(Component data from apps and pages)
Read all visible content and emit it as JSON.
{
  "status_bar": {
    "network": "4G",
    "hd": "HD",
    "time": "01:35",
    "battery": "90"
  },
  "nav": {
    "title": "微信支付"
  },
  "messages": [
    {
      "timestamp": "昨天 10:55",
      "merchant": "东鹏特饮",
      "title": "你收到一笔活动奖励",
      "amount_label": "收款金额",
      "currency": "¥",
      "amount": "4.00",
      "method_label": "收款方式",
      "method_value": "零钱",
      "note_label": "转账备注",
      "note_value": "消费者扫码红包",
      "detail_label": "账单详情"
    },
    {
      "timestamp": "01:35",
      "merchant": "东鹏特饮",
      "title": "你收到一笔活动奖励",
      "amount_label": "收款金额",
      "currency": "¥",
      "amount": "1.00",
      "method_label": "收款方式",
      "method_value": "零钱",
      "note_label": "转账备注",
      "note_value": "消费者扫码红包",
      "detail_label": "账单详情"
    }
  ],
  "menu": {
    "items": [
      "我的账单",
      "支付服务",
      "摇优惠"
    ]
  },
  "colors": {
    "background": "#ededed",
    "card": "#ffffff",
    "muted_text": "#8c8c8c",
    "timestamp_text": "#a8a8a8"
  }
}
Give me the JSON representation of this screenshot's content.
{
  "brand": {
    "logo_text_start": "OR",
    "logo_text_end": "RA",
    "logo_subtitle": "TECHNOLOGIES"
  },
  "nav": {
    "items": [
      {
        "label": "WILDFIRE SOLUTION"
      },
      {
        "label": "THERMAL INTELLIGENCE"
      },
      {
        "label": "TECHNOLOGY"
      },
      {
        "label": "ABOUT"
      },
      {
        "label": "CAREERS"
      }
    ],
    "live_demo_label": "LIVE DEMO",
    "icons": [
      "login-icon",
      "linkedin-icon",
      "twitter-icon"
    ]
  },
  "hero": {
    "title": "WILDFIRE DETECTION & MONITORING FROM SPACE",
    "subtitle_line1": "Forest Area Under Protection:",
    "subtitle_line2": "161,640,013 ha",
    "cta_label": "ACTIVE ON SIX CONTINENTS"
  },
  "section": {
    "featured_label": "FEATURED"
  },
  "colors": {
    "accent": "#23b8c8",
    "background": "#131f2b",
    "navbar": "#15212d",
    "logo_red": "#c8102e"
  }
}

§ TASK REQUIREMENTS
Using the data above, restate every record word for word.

§ FINAL ANSWER
Read all visible content and emit it as JSON.
{
  "status_bar": {
    "network": "4G",
    "hd": "HD",
    "time": "01:35",
    "battery": "90"
  },
  "nav": {
    "title": "微信支付"
  },
  "messages": [
    {
      "timestamp": "昨天 10:55",
      "merchant": "东鹏特饮",
      "title": "你收到一笔活动奖励",
      "amount_label": "收款金额",
      "currency": "¥",
      "amount": "4.00",
      "method_label": "收款方式",
      "method_value": "零钱",
      "note_label": "转账备注",
      "note_value": "消费者扫码红包",
      "detail_label": "账单详情"
    },
    {
      "timestamp": "01:35",
      "merchant": "东鹏特饮",
      "title": "你收到一笔活动奖励",
      "amount_label": "收款金额",
      "currency": "¥",
      "amount": "1.00",
      "method_label": "收款方式",
      "method_value": "零钱",
      "note_label": "转账备注",
      "note_value": "消费者扫码红包",
      "detail_label": "账单详情"
    }
  ],
  "menu": {
    "items": [
      "我的账单",
      "支付服务",
      "摇优惠"
    ]
  },
  "colors": {
    "background": "#ededed",
    "card": "#ffffff",
    "muted_text": "#8c8c8c",
    "timestamp_text": "#a8a8a8"
  }
}
Give me the JSON representation of this screenshot's content.
{
  "brand": {
    "logo_text_start": "OR",
    "logo_text_end": "RA",
    "logo_subtitle": "TECHNOLOGIES"
  },
  "nav": {
    "items": [
      {
        "label": "WILDFIRE SOLUTION"
      },
      {
        "label": "THERMAL INTELLIGENCE"
      },
      {
        "label": "TECHNOLOGY"
      },
      {
        "label": "ABOUT"
      },
      {
        "label": "CAREERS"
      }
    ],
    "live_demo_label": "LIVE DEMO",
    "icons": [
      "login-icon",
      "linkedin-icon",
      "twitter-icon"
    ]
  },
  "hero": {
    "title": "WILDFIRE DETECTION & MONITORING FROM SPACE",
    "subtitle_line1": "Forest Area Under Protection:",
    "subtitle_line2": "161,640,013 ha",
    "cta_label": "ACTIVE ON SIX CONTINENTS"
  },
  "section": {
    "featured_label": "FEATURED"
  },
  "colors": {
    "accent": "#23b8c8",
    "background": "#131f2b",
    "navbar": "#15212d",
    "logo_red": "#c8102e"
  }
}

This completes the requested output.